If you notice that a cat has brown eyes it’s not actually the color brown itself because most probably the cat has copper eyes or a darker shade of copper or orange. Having brown eyes means that there’s a high percentage of melanin in the cat’s irises. 


This color is not commonly observed in most cats and like the blue hue, it has very little melanin compared to other eye colors. Most of the time, the resulting pigmentation is a lighter color compared to the typical colors of cats’ eyes. 

While a black cat with purple eyes is impossible to find, black cats with green eyes are common although the fur color shouldn’t be associated with the eye color. This is because different genes dictate the percentage of melanin in a cat’s fur and eyes. So, while there are green-eyed black cats you can also find green-eyed white cats and Bombay cats. 

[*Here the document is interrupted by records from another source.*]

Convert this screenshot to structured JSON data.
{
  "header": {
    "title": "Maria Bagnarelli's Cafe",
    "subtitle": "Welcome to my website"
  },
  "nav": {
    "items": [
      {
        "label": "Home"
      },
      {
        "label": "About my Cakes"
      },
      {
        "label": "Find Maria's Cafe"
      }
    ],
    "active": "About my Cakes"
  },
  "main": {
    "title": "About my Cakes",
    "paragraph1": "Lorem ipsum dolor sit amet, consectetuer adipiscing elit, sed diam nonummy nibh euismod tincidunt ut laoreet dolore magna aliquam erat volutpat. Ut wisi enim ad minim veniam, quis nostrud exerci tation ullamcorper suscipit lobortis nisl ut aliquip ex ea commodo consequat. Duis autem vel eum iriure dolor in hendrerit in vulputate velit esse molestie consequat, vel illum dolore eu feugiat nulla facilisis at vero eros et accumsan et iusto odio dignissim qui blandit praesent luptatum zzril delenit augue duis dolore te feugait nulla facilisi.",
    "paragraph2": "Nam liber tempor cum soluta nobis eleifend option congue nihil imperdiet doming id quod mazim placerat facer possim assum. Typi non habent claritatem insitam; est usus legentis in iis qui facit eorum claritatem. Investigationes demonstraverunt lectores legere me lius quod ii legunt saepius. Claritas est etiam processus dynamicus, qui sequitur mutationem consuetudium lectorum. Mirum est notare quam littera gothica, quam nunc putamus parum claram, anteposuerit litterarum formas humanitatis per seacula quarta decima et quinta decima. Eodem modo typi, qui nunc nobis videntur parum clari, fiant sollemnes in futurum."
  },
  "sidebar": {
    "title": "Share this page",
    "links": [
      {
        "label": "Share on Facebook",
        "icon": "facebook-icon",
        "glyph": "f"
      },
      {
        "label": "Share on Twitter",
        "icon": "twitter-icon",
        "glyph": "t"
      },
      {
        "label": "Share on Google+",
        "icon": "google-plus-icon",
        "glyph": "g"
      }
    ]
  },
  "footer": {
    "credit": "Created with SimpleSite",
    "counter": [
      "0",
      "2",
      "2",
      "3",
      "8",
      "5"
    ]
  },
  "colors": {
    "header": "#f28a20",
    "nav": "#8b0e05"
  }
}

What’s the most common as well as the rarest eye color in cats?

Greenish-yellow and gold are considered the most common cat eyes colors and have very low melanin content. Eye colors that are of the darker shades of brown, orange, or copper are considered the rarest eye colors. These colors have a high melanin content or percentage. 

Is a cat’s coat color associated with its eye color?

The association between coat color and eye color is very minimal except for the blue eye color which has an association with specific coat color. The common association is the white cat and blue eye association and you’ve probably noticed that cats with white coats usually have blue eyes but may also tend to be deaf.  Genes that code for white fur coats generally mask all eye colors such as green, amber, and hazel. 

What does it mean if a cat has odd eyes?

A cat with odd eyes means that one eye is green or gold while the other one is blue. This condition is called heterochromia which means different color, from the Greek words “hetero” or different, and “chromia” or color. Heterochromia occurs when the dominant white gene or white spotting gene blocks the distribution and concentration of natural pigments during development within the iris tissues. Odd eyes may also happen in cats who lack both the dominant white and white spotting genes. A unique type of odd eyes in cats is a dichromatic or dichroic eye or having two colors in one iris, which is usually observed among white cats. 

At what age does a kitten’s eye color change?

Kittens are born blind and deaf but after seven to ten days their eyes will open and the color is a cloudy shade of blue.  When kittens are six weeks old, the color may start to change and from three to eight weeks some kittens may have flecks of color in their eyes.  When a kitten is ten weeks old, its eyes are as good as that of an adult cat, and at three months old,  a kitten’s eye color during that time is considered as its final color. 

What to do if your cat’s eyes are changing colors?

If you observe that your cat’s eyes are changing colors then consult the veterinarian right away as it could be a sign of an illness. Cats’ eyes change to orange if there’s an inflammation and if it darkens it may be an impending case of leukemia.

Final thoughts

 “Nature breaks through the eyes of the cat”, according to an Irish proverb and cat lovers attest that their furry pet’s eyes are spellbinding.  While there’s still no recent evidence of cats having purple eyes, cat lovers and pet parents are in awe of the varying colors of cats’ eyes that are sure to melt hearts.